The Philadelphia Eagles’ 2014 training camp is just around the corner, and this is the time when reporters pepper coaches and players with empty, open-ended questions. However, among this sea of probes, a hidden gem of a soundbite arose. When asked about last year’s 10-6 record, head coach Chip Kelly said that last season was “just ok.” The two words were simple, yet highly effective.
Kelly has clearly learned how Philly fans think, and knows what they like to hear. In a rugged and passionate sports town like Philadelphia, a worst-to-first season can be forgotten in a heartbeat if it doesn’t produce a Lombardi trophy. Kelly has slowly and steadily revealed his coaching colors this offseason. It began with the release of DeSean Jackson, and has continued ever since.
Kelly flirted with the NFL Coach of the Year award by leading a six-game improvement in his first year, and only plans on improving that mark. After their 1-3 start a year removed from their worst regular season record since 1999, the Eagles ended their year a walk-off field goal away from the NFC divisional round.

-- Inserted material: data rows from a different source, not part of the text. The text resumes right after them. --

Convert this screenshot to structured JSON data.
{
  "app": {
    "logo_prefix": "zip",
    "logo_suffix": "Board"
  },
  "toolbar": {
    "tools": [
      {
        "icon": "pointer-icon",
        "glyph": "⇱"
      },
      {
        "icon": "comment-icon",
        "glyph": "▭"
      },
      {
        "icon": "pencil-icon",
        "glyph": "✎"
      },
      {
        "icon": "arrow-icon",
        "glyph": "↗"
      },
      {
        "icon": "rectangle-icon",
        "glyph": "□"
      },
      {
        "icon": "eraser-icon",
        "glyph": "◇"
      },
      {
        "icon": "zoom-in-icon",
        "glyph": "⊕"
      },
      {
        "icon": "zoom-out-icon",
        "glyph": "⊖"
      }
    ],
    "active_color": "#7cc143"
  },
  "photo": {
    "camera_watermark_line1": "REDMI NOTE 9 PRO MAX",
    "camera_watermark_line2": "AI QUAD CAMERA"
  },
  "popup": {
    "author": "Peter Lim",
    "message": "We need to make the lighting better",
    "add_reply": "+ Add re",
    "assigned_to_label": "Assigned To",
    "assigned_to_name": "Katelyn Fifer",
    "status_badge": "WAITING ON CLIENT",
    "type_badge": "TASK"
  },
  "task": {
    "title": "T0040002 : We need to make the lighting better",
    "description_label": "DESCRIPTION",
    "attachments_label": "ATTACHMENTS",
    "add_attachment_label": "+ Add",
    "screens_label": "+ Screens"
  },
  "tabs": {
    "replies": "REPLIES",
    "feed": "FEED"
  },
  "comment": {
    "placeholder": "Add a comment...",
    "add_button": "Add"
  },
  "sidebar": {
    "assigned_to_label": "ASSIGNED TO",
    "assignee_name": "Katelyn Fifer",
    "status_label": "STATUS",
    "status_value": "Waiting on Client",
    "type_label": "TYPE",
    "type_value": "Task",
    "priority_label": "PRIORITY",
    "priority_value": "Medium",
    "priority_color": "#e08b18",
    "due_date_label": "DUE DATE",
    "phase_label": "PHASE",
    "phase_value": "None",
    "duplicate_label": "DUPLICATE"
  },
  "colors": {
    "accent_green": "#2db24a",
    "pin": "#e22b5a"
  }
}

As far as the ground game is concerned, Kelly utilized the ability of his star running back LeSean McCoy, who was the NFL’s top rusher in 2014. Collectively, the Eagles led the league in rushing yards per game. This season, McCoy will have a new running mate in the backfield in Darren Sproles. He resonates with Kelly’s system, since he is a hybrid piece that can play running back or wide receiver.
Aerially, Nick Foles, an all-but-forgotten backup at the season’s start, finished with the best touchdown-interception ratio in NFL history at 27:2. Kelly helped him find his niche, despite being a stationary, immobile quarterback in a fast-paced offense. Foles mentioned how Kelly uses a secret teamwork formula that incorporates family values, and how he enjoys playing for him.

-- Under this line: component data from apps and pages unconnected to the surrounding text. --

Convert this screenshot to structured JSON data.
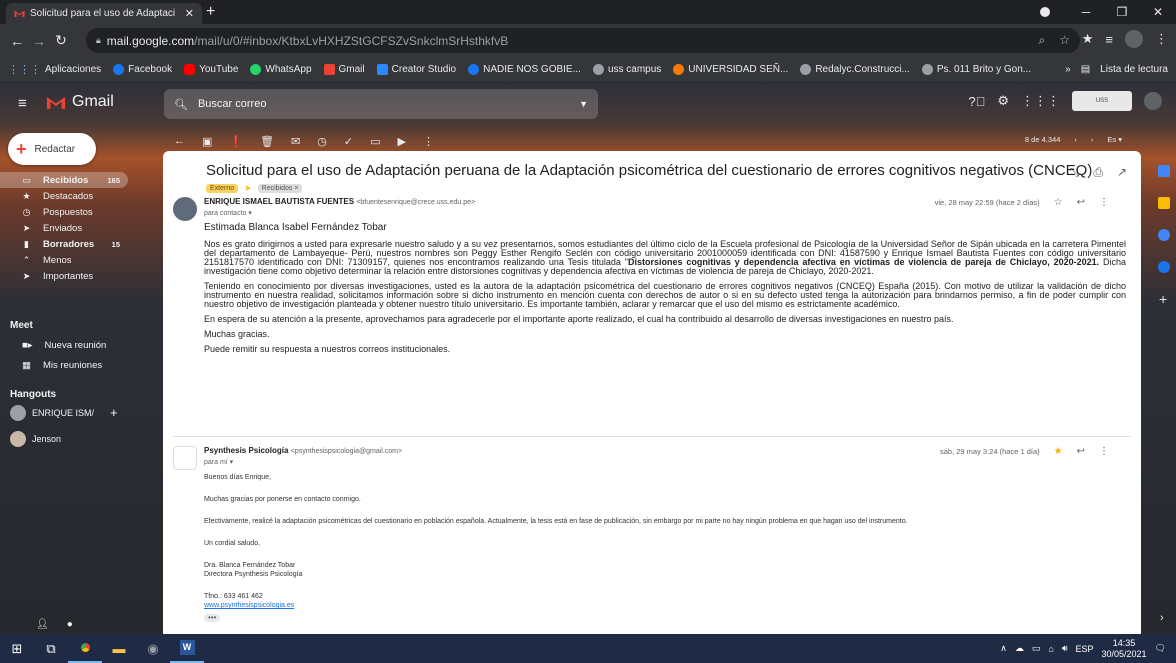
{
  "browser": {
    "tab_title": "Solicitud para el uso de Adaptaci",
    "tab_close": "✕",
    "new_tab": "+",
    "url_host": "mail.google.com",
    "url_path": "/mail/u/0/#inbox/KtbxLvHXHZStGCFSZvSnkclmSrHsthkfvB",
    "bookmarks": [
      {
        "label": "Aplicaciones",
        "color": "#fbbc04"
      },
      {
        "label": "Facebook",
        "color": "#1877f2"
      },
      {
        "label": "YouTube",
        "color": "#ff0000"
      },
      {
        "label": "WhatsApp",
        "color": "#25d366"
      },
      {
        "label": "Gmail",
        "color": "#ea4335"
      },
      {
        "label": "Creator Studio",
        "color": "#2d88ff"
      },
      {
        "label": "NADIE NOS GOBIE...",
        "color": "#1877f2"
      },
      {
        "label": "uss campus",
        "color": "#9aa0a6"
      },
      {
        "label": "UNIVERSIDAD SEÑ...",
        "color": "#f57c00"
      },
      {
        "label": "Redalyc.Construcci...",
        "color": "#9aa0a6"
      },
      {
        "label": "Ps. 011 Brito y Gon...",
        "color": "#9aa0a6"
      }
    ],
    "bookmarks_more": "»",
    "reading_list": "Lista de lectura"
  },
  "gmail": {
    "app_name": "Gmail",
    "search_placeholder": "Buscar correo",
    "compose": "Redactar",
    "nav": [
      {
        "label": "Recibidos",
        "count": "165",
        "icon": "inbox-icon",
        "glyph": "▭",
        "active": true
      },
      {
        "label": "Destacados",
        "count": "",
        "icon": "star-icon",
        "glyph": "★",
        "active": false
      },
      {
        "label": "Pospuestos",
        "count": "",
        "icon": "snooze-icon",
        "glyph": "◷",
        "active": false
      },
      {
        "label": "Enviados",
        "count": "",
        "icon": "send-icon",
        "glyph": "➤",
        "active": false
      },
      {
        "label": "Borradores",
        "count": "15",
        "icon": "draft-icon",
        "glyph": "▮",
        "active": false
      },
      {
        "label": "Menos",
        "count": "",
        "icon": "chevron-up-icon",
        "glyph": "⌃",
        "active": false
      },
      {
        "label": "Importantes",
        "count": "",
        "icon": "important-icon",
        "glyph": "➤",
        "active": false
      }
    ],
    "meet_title": "Meet",
    "meet_new": "Nueva reunión",
    "meet_mine": "Mis reuniones",
    "hangouts_title": "Hangouts",
    "hangouts_user": "ENRIQUE ISM/",
    "hangouts_contact": "Jenson",
    "pager_text": "8 de 4.344",
    "lang": "Es"
  },
  "email": {
    "subject": "Solicitud para el uso de Adaptación peruana de la Adaptación psicométrica del cuestionario de errores cognitivos negativos (CNCEQ)",
    "label_external": "Externo",
    "label_inbox": "Recibidos ×",
    "m1": {
      "sender": "ENRIQUE ISMAEL BAUTISTA FUENTES",
      "email": "<bfuentesenrique@crece.uss.edu.pe>",
      "to": "para contacto ▾",
      "date": "vie, 28 may 22:59 (hace 2 días)",
      "greeting": "Estimada Blanca Isabel Fernández Tobar",
      "p1_a": "Nos es grato dirigirnos a usted para expresarle nuestro saludo y a su vez presentarnos, somos estudiantes del último ciclo de la Escuela profesional de Psicología de la Universidad Señor de Sipán ubicada en la carretera Pimentel del departamento de Lambayeque- Perú, nuestros nombres son Peggy Esther Rengifo Seclén con código universitario 2001000059 identificada con DNI: 41587590  y Enrique Ismael Bautista Fuentes con código universitario 2151817570 identificado con DNI: 71309157, quienes nos encontramos realizando una Tesis titulada \"",
      "p1_b": "Distorsiones cognitivas y dependencia afectiva en víctimas de violencia de pareja de Chiclayo, 2020-2021.",
      "p1_c": " Dicha investigación tiene como objetivo determinar la relación entre distorsiones cognitivas y dependencia afectiva en víctimas de violencia de pareja de Chiclayo, 2020-2021.",
      "p2": "Teniendo en conocimiento por diversas investigaciones, usted es la autora de la adaptación psicométrica del cuestionario de errores cognitivos negativos (CNCEQ) España (2015). Con motivo de utilizar la validación de dicho instrumento en nuestra realidad, solicitamos información sobre si dicho instrumento en mención cuenta con derechos de autor o si en su defecto usted tenga la autorización para brindarnos permiso, a fin de poder cumplir con nuestro objetivo de investigación planteada y obtener nuestro título universitario. Es importante también, aclarar y remarcar que el uso del mismo es estrictamente académico.",
      "p3": "En espera de su atención a la presente, aprovechamos para agradecerle por el importante aporte realizado, el cual ha contribuido al desarrollo de diversas investigaciones en nuestro país.",
      "p4": "Muchas gracias.",
      "p5": "Puede remitir su respuesta a nuestros correos institucionales."
    },
    "m2": {
      "sender": "Psynthesis Psicología",
      "email": "<psynthesispsicologia@gmail.com>",
      "to": "para mí ▾",
      "date": "sáb, 29 may 3:24 (hace 1 día)",
      "p1": "Buenos días Enrique,",
      "p2": "Muchas gracias por ponerse en contacto conmigo.",
      "p3": "Efectivamente, realicé la adaptación psicométricas del cuestionario en población española. Actualmente, la tesis está en fase de publicación, sin embargo por mi parte no hay ningún problema en que hagan uso del instrumento.",
      "p4": "Un cordial saludo,",
      "sig1": "Dra. Blanca Fernández Tobar",
      "sig2": "Directora Psynthesis Psicología",
      "phone": "Tfno.: 633 461 462",
      "web": "www.psynthesispsicologia.es",
      "more": "•••"
    }
  },
  "taskbar": {
    "lang": "ESP",
    "time": "14:35",
    "date": "30/05/2021"
  }
}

“How he treats the players, it goes back to how you treat people how you’d want to be treated,” Foles said in an interview with the Delco Times. “He treats everybody with respect. He wants the best for his players. It’s like a family here and he wants the best for his players, so he gives us the opportunity to do stuff to give us the best opportunity on the field.”
The former Oregon coach has plans to take his team to new heights in 2014. Last season was an indoctrination. Players were sucking wind and bumping into each other in their first year adjusting to a much more complex offense. After just one year, they are running around 30 snaps in team drills, which are 12 more than they could run last year. He already has his offense working at a new gear that most could only dream of. In offensive workouts, the birds’ offense is reeling off plays in a scintillating 15 seconds or less. This may seem astounding to the untrained fan, but it is expected when you have a fast-break football pundit like Kelly at the helm.

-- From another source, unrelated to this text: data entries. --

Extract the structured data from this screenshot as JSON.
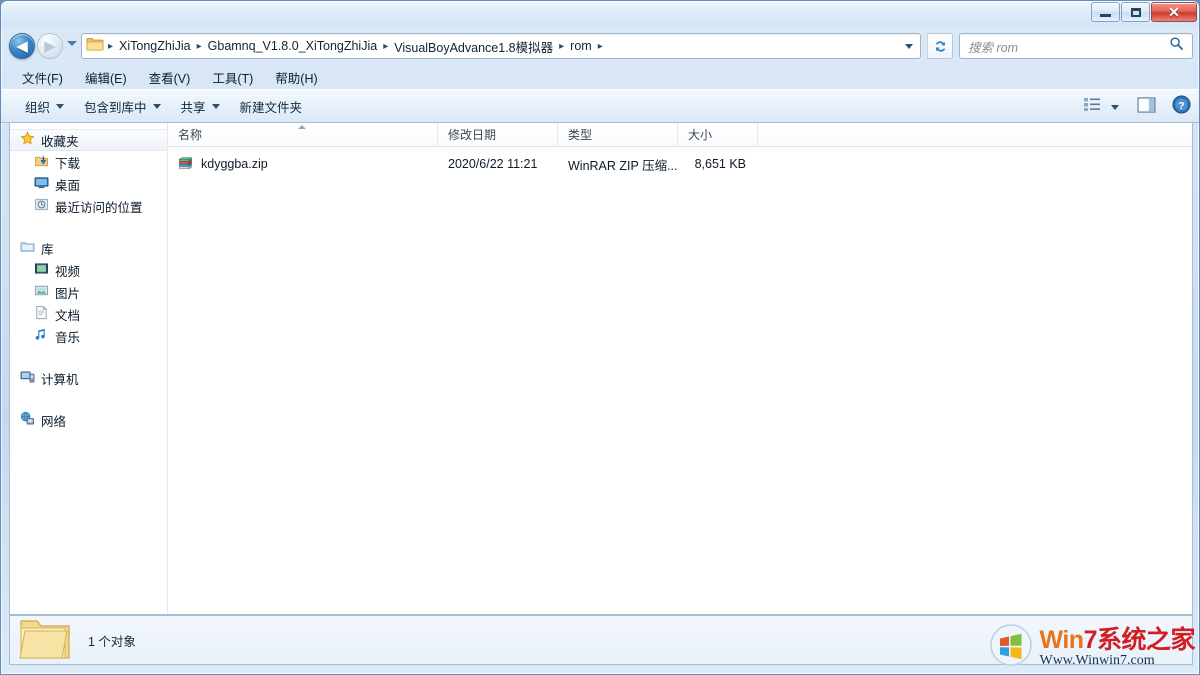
{
  "window": {
    "title": "",
    "buttons": {
      "minimize": "minimize",
      "maximize": "maximize",
      "close": "✕"
    }
  },
  "navigation": {
    "back_label": "◀",
    "forward_label": "▶",
    "history_dropdown": "history-dropdown",
    "refresh_label": "refresh"
  },
  "address": {
    "folder_icon": "folder-icon",
    "crumbs": [
      "XiTongZhiJia",
      "Gbamnq_V1.8.0_XiTongZhiJia",
      "VisualBoyAdvance1.8模拟器",
      "rom"
    ],
    "separator": "▸",
    "dropdown": "address-dropdown"
  },
  "search": {
    "placeholder": "搜索 rom",
    "icon": "search-icon"
  },
  "menubar": {
    "items": [
      {
        "label": "文件(F)"
      },
      {
        "label": "编辑(E)"
      },
      {
        "label": "查看(V)"
      },
      {
        "label": "工具(T)"
      },
      {
        "label": "帮助(H)"
      }
    ]
  },
  "commandbar": {
    "items": [
      {
        "label": "组织",
        "has_caret": true
      },
      {
        "label": "包含到库中",
        "has_caret": true
      },
      {
        "label": "共享",
        "has_caret": true
      },
      {
        "label": "新建文件夹",
        "has_caret": false
      }
    ],
    "right_icons": [
      {
        "name": "view-layout-icon"
      },
      {
        "name": "view-dropdown-caret"
      },
      {
        "name": "preview-pane-icon"
      },
      {
        "name": "help-icon"
      }
    ]
  },
  "navpane": {
    "groups": [
      {
        "header": {
          "label": "收藏夹",
          "icon": "star-icon",
          "selected": true
        },
        "items": [
          {
            "label": "下载",
            "icon": "download-icon"
          },
          {
            "label": "桌面",
            "icon": "desktop-icon"
          },
          {
            "label": "最近访问的位置",
            "icon": "recent-places-icon"
          }
        ]
      },
      {
        "header": {
          "label": "库",
          "icon": "library-icon",
          "selected": false
        },
        "items": [
          {
            "label": "视频",
            "icon": "video-icon"
          },
          {
            "label": "图片",
            "icon": "pictures-icon"
          },
          {
            "label": "文档",
            "icon": "documents-icon"
          },
          {
            "label": "音乐",
            "icon": "music-icon"
          }
        ]
      },
      {
        "header": {
          "label": "计算机",
          "icon": "computer-icon",
          "selected": false
        },
        "items": []
      },
      {
        "header": {
          "label": "网络",
          "icon": "network-icon",
          "selected": false
        },
        "items": []
      }
    ]
  },
  "filelist": {
    "columns": [
      {
        "key": "name",
        "label": "名称",
        "sorted": "asc"
      },
      {
        "key": "date",
        "label": "修改日期",
        "sorted": ""
      },
      {
        "key": "type",
        "label": "类型",
        "sorted": ""
      },
      {
        "key": "size",
        "label": "大小",
        "sorted": ""
      }
    ],
    "rows": [
      {
        "icon": "winrar-archive-icon",
        "name": "kdyggba.zip",
        "date": "2020/6/22 11:21",
        "type": "WinRAR ZIP 压缩...",
        "size": "8,651 KB"
      }
    ]
  },
  "statusbar": {
    "folder_icon": "folder-icon",
    "text": "1 个对象"
  },
  "watermark": {
    "logo": "windows-logo-icon",
    "title_win": "Win",
    "title_seven": "7",
    "title_cn": "系统之家",
    "url": "Www.Winwin7.com"
  },
  "colors": {
    "accent": "#2d6ba5",
    "close_button": "#cc3b2e",
    "watermark_orange": "#e8741c",
    "watermark_red": "#cf1f24",
    "frame": "#5f8bbd"
  }
}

“The game of football is four-to-six-second bursts,” he said. “I think we’re trying to mimic it in terms of how we do things.”
Along with his on-the field demeanor, Kelly also manifested a very unconventional approach to his offseason checklist. He drafted a slew of under-the-radar players in the draft. They were taken not just for their draft grades, but their versatility and vast skill set. First-round pick Marcus Smith can play on his feet or in a three-point stance, and has the speed to cover slot receivers if required. Wide receiver Jordan Matthews is the most intriguing prospect. Many are already declaring him as the rookie of the year despite not even playing a snap yet. Metaphorically speaking, the 6-3 Matthews has a large pair of shoes to fill with the aforementioned Jackson now playing for the Washington Redskins.
Although it may seem hard to understand what goes on between Kelly’s temples, all that matters is that it works, and is opening a new era of success in a town that desperately needs someone to root for. Every journey begins with a single step, and a six-game turnaround is a giant step. With a complacency-free mindset, this year’s Eagles may become more than “just ok” in 2014.